I/O Systems, I/O Modules

I/O Systems, I/O Modules June 1, 1998

Steeplechase’s under $1,000 control package debuts

PC-based control solution developer Steeplechase Software Inc. recently released Starting Gate—its first hard real-time design and run-time package under $1,000. With full protection against hard drive failures and the Microsoft Windows NT blue screen of death, the VLC Starting Gate package is priced at $995.

By Staff
I/O Systems, I/O Modules June 1, 1998

PC-based controls and I/O modules give yarn true colors

In the controls field, accuracy is often a result of how fast you can secure data and make decisions. Package dye equipment, for example, requires especially precise control of numerous I/O variables to correctly dye large yarn spools in pressure vessels, or kiers, which range in size from those able to dye one 10-lb package to those that can handle 1,500 lb.

By Staff
I/O Systems, I/O Modules June 1, 1998

Solutions highlight IAM show

Numerous innovations greeted decision makers attending IAM '98, May 12-14. MDT Software (Alpharetta, Ga.) reports its MASS Autosave real-time, change management software now supports Rockwell Automation's RSLogix 500 for the SLC 500 processor line, and its MASS Y2K AutoScan module can scan controller programs for potential Y2K or other date-related problems.

By Staff
I/O Systems, I/O Modules June 1, 1998

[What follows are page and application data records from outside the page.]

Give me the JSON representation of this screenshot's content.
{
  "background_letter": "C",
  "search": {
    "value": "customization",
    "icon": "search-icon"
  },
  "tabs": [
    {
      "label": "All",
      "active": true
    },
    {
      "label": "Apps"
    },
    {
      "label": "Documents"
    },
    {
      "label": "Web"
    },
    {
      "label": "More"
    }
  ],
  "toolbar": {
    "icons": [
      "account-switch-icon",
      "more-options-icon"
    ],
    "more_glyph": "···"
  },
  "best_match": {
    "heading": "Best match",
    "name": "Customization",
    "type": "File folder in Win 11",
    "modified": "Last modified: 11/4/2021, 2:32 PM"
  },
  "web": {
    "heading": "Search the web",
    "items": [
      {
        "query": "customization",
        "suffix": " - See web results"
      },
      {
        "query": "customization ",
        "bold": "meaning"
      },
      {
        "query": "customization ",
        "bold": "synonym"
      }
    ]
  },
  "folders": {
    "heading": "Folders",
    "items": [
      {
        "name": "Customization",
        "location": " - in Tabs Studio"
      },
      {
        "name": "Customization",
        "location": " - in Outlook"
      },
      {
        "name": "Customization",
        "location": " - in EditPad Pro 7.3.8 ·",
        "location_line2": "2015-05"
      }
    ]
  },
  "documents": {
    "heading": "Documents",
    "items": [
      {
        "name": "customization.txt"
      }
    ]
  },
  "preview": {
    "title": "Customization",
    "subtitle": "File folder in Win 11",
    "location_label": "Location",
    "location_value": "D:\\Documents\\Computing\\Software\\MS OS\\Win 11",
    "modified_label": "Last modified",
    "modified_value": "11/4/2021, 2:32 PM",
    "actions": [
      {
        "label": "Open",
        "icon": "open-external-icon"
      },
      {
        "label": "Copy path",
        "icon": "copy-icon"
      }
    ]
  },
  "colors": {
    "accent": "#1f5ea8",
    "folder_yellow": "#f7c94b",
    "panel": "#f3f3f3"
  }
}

One-piece interface and logic controller

Melrose Park, Ill. —GLC100 combines a graphic operator touchscreen, logic controller, and I/O subsystem in a single device. The device is programmed from a PC where a common database is created and shared for the interface graphics and the control logic, which is developed using an IEC 1131 ladder logic development tool.

By Staff
I/O Systems, I/O Modules June 1, 1998

Automated instrumentation cuts process design engineering costs

Move over Picasso. Though PCs already aid many instrumentation design and control applications, some engineers are drafting software to take on more creative tasks—such as producing original work in technical drawings—to save time and money.For instance, Optimation Technology Inc. (OTI, Rush, N.

By Staff
I/O Systems, I/O Modules May 1, 1998

Two-axis motion controller

Carlsbad, Calif.— The DC2-STN is a stand-alone two-axis servo controller with two auxiliary outputs for stepper control. Occupying a 9.5 × 4 × 5 in. footprint, with back panel mounting tab, and removable/pluggable screw terminals, the DC2-STN is suitable for OEM applications. Communications for programming and networking is provided via an RS-232 interface.

By Staff
I/O Systems, I/O Modules May 1, 1998

PLC cabling system

Cumming, Ga. —ZipLink PLC cabling system is a DIN-rail mounted connector and cabling system for PLCDirect PLCs. The electrician wires the panel by plugging one end of a ZipLink cable into a PLCDirect I/O module and the other end into a ZipLink connector module. The cabling system reduces time to wire modules while reducing the possibility of wiring errors.

By Staff
I/O Systems, I/O Modules May 1, 1998

Object-oriented strategies multiply

Software objects promise to allow greater reuse of code, allowing vendors to focus on core functionality. Several object platforms have emerged recently and were demonstrated during NMW.Intellution's (Norwood, Mass.) Fix Dynamics "i-Core" set of services and Object Automation's (Santa Ana, Calif.

By Staff
I/O Systems, I/O Modules April 1, 1998

SoftPLC demo control software

Humble, Tex.— A working demo of SoftPLC, a PC-based PLC emulation software, is available for download at http//www.softplc.com/splcdemo.htm. The demo limits the user to 16 rungs of logic, does not support I/O devices, and is the earlier version of SoftPLC. Included is Comgenie, a set of instructions for ASCII communications to RS-232, -422, or -485 devices through the computer's COM ports.

By Staff
I/O Systems, I/O Modules April 1, 1998

PC control cuts machine design time

Industrial laser-based machines require intricate control systems for precision cutting. Complex controls must be balanced by the operational simplicity necessary for plant-floor production. To ease operation of a new laser cutting machine—while maintaining a tight design schedule—LaseRevolution Inc.

By Staff